Work required —
Output the listing below in full, exactly as written.

Data —
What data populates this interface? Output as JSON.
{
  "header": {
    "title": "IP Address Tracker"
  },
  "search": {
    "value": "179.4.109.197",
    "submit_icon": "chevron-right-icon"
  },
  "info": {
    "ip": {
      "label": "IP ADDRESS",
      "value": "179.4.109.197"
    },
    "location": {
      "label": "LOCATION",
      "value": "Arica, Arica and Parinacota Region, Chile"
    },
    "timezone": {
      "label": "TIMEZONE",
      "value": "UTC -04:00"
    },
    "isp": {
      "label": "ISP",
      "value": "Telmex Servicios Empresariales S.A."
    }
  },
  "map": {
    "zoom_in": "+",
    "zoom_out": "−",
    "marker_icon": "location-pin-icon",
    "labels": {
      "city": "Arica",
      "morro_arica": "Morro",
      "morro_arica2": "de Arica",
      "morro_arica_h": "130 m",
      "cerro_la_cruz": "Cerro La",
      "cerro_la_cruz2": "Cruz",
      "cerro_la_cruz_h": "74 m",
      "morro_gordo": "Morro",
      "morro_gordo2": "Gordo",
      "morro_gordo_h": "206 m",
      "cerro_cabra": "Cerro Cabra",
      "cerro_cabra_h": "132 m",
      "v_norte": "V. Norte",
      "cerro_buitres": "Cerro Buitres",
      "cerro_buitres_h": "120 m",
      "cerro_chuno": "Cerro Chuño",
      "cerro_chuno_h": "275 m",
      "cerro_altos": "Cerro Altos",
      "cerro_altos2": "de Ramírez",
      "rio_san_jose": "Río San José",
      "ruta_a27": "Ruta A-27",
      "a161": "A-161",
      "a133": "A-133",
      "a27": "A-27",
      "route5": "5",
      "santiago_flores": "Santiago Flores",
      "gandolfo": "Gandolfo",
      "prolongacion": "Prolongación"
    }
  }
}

Problem solution —
What data populates this interface? Output as JSON.
{
  "header": {
    "title": "IP Address Tracker"
  },
  "search": {
    "value": "179.4.109.197",
    "submit_icon": "chevron-right-icon"
  },
  "info": {
    "ip": {
      "label": "IP ADDRESS",
      "value": "179.4.109.197"
    },
    "location": {
      "label": "LOCATION",
      "value": "Arica, Arica and Parinacota Region, Chile"
    },
    "timezone": {
      "label": "TIMEZONE",
      "value": "UTC -04:00"
    },
    "isp": {
      "label": "ISP",
      "value": "Telmex Servicios Empresariales S.A."
    }
  },
  "map": {
    "zoom_in": "+",
    "zoom_out": "−",
    "marker_icon": "location-pin-icon",
    "labels": {
      "city": "Arica",
      "morro_arica": "Morro",
      "morro_arica2": "de Arica",
      "morro_arica_h": "130 m",
      "cerro_la_cruz": "Cerro La",
      "cerro_la_cruz2": "Cruz",
      "cerro_la_cruz_h": "74 m",
      "morro_gordo": "Morro",
      "morro_gordo2": "Gordo",
      "morro_gordo_h": "206 m",
      "cerro_cabra": "Cerro Cabra",
      "cerro_cabra_h": "132 m",
      "v_norte": "V. Norte",
      "cerro_buitres": "Cerro Buitres",
      "cerro_buitres_h": "120 m",
      "cerro_chuno": "Cerro Chuño",
      "cerro_chuno_h": "275 m",
      "cerro_altos": "Cerro Altos",
      "cerro_altos2": "de Ramírez",
      "rio_san_jose": "Río San José",
      "ruta_a27": "Ruta A-27",
      "a161": "A-161",
      "a133": "A-133",
      "a27": "A-27",
      "route5": "5",
      "santiago_flores": "Santiago Flores",
      "gandolfo": "Gandolfo",
      "prolongacion": "Prolongación"
    }
  }
}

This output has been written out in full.